Consider the following web server control in ASP.NET:
A typical ASP.NET textbox control
By default, this is how this renders as HTML:
How this textbox would render in HTML
The page on which the control sits uses a master page, and the cph stands for ContentPlaceHolder.
The question is: how could you refer to this textbox in client script, when you don't know how its name will be constructed?
The answer is to use the web server control's ClientIdMode property:
The four possible values for this property
To see how this property works, the best two websites that I could find were these:
|Dan Maharry's blog||Once you can get over the black background and difficult-to-read font, this gives an excellent summary of the possible property values above.|
|Rick Strahl's blog||With a more orthodox appearance, this blog summarises the property values in slightly less detail.|
Typical times when you might want to reference the client id property of a control are:
- when you want to set the DefaultButton property of a form;
- when you want to apply the Focus method to a control to make it the active one;
- when you want to use RegisterClientScriptBlock to attach client script to a form, which in turn should reference a particular control.
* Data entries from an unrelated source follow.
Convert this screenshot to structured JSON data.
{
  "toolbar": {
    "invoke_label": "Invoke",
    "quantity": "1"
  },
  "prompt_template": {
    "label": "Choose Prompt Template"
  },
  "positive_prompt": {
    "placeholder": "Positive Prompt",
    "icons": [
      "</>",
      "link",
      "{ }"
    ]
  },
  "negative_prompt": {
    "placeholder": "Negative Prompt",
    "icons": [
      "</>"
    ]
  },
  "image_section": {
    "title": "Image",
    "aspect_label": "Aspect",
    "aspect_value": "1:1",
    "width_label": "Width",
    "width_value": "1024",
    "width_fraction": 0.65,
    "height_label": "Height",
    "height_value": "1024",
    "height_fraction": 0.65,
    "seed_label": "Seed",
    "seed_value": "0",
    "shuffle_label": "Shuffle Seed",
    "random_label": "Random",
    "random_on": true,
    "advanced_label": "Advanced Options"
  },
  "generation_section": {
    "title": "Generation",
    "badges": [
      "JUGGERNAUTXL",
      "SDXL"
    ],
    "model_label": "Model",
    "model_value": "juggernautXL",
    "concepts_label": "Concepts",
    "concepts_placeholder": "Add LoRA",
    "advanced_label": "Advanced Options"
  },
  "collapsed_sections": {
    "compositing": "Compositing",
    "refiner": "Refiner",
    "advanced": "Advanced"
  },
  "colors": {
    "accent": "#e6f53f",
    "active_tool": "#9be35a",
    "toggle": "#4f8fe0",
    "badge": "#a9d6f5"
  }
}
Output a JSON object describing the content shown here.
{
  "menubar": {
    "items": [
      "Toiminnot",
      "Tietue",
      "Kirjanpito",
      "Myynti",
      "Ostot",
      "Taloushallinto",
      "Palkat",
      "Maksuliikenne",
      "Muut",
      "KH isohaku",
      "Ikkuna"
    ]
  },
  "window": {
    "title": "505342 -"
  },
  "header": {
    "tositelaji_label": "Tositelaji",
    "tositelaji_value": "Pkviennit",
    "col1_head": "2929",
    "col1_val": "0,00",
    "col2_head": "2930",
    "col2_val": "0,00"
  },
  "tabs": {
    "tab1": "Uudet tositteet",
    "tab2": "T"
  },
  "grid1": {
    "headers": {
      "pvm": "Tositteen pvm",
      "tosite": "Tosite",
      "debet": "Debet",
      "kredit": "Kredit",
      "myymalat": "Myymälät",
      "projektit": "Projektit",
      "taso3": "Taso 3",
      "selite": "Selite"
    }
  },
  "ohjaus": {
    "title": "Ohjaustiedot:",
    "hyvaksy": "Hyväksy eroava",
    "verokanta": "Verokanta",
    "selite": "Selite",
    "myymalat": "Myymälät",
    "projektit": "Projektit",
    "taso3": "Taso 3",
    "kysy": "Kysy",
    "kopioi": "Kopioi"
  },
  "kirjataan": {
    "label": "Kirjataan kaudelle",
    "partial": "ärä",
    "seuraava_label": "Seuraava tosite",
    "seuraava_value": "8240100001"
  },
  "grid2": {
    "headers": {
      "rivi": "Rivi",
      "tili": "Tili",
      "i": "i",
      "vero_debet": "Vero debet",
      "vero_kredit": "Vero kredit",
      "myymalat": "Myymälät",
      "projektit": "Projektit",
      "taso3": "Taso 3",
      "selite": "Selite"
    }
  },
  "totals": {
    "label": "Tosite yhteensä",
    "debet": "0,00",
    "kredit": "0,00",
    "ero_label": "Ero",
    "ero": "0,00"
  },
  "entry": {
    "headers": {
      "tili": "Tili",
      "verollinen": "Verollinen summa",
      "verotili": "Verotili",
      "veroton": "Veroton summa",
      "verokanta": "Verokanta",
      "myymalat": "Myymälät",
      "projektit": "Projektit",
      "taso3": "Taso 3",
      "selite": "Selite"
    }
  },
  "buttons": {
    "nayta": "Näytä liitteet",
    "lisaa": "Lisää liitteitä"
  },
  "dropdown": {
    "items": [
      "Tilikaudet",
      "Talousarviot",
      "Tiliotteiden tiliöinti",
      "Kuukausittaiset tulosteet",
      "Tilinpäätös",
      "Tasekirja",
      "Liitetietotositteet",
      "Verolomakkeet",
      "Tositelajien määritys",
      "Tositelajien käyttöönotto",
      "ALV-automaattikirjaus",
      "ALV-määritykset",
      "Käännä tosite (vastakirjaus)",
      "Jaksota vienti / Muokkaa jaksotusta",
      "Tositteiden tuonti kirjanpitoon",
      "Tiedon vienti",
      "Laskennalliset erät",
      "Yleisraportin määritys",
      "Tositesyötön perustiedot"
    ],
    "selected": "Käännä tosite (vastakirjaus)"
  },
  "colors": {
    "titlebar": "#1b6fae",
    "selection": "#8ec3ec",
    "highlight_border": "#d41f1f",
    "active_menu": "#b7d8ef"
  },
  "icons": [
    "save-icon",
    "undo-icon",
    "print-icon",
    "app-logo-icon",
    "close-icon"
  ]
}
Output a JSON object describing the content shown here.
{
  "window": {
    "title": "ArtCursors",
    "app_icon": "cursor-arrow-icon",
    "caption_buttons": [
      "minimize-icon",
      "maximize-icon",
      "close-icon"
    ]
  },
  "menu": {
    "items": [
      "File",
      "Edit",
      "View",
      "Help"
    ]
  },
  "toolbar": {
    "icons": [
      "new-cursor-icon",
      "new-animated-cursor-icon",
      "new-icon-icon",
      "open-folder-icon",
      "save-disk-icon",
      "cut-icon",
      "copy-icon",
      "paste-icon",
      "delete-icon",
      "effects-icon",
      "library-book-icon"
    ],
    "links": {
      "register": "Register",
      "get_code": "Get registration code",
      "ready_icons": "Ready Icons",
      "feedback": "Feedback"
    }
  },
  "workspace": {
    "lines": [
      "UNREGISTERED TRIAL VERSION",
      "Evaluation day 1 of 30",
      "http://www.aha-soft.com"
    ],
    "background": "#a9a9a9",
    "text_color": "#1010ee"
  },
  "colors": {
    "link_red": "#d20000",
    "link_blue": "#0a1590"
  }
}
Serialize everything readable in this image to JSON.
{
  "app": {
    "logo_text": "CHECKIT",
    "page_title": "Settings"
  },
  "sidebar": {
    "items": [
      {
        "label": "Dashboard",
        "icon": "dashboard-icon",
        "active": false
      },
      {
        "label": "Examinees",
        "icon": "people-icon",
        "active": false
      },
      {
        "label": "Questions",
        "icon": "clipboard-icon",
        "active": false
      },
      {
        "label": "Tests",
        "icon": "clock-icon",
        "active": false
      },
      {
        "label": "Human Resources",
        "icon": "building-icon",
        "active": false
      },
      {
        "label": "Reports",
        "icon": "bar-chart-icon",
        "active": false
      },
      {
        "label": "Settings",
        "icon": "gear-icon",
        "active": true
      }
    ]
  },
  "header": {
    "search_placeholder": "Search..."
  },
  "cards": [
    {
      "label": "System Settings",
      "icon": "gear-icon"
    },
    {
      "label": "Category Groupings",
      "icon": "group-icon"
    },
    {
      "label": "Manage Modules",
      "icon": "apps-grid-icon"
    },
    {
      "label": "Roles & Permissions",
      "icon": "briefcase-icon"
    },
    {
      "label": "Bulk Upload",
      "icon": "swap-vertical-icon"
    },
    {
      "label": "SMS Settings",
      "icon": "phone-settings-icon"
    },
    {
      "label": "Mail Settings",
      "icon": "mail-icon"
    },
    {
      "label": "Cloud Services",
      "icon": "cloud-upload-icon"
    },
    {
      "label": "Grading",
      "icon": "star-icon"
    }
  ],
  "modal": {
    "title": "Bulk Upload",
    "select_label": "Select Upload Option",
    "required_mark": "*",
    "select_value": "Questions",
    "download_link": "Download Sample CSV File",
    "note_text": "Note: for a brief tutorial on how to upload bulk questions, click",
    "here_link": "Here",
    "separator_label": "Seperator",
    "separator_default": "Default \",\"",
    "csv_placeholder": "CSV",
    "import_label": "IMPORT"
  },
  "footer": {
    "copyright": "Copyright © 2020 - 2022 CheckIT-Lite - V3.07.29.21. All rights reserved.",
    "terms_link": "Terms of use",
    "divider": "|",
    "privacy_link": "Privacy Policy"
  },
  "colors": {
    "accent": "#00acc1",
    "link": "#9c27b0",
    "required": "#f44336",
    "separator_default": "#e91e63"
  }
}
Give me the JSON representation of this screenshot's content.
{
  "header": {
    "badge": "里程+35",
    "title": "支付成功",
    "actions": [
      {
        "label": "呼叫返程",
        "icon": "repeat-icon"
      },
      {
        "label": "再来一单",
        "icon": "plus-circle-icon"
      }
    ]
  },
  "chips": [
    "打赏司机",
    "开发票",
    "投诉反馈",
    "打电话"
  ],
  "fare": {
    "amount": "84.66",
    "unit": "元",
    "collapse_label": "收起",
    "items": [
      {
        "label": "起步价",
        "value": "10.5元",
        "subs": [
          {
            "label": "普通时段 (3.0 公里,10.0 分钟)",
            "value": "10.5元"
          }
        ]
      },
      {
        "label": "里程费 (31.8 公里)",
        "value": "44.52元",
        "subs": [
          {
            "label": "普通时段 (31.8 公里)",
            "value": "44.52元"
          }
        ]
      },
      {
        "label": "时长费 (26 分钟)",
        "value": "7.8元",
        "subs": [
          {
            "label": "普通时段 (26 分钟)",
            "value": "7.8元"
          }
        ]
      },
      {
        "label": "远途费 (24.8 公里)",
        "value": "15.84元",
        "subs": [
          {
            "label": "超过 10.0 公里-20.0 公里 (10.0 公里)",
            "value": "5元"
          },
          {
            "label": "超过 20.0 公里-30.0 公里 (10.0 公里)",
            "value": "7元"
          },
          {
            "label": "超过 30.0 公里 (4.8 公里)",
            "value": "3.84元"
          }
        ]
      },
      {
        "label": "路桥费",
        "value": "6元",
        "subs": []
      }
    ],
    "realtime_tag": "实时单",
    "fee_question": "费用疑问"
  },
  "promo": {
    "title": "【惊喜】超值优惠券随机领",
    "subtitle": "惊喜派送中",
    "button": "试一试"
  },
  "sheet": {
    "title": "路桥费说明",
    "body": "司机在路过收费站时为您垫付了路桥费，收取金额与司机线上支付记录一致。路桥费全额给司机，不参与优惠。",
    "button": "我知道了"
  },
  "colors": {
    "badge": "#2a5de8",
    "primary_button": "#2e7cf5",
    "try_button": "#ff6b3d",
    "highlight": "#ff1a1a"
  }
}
And since our youngest daughter has just come into the room I'm working in and started playing the piano, perhaps it's time to end there!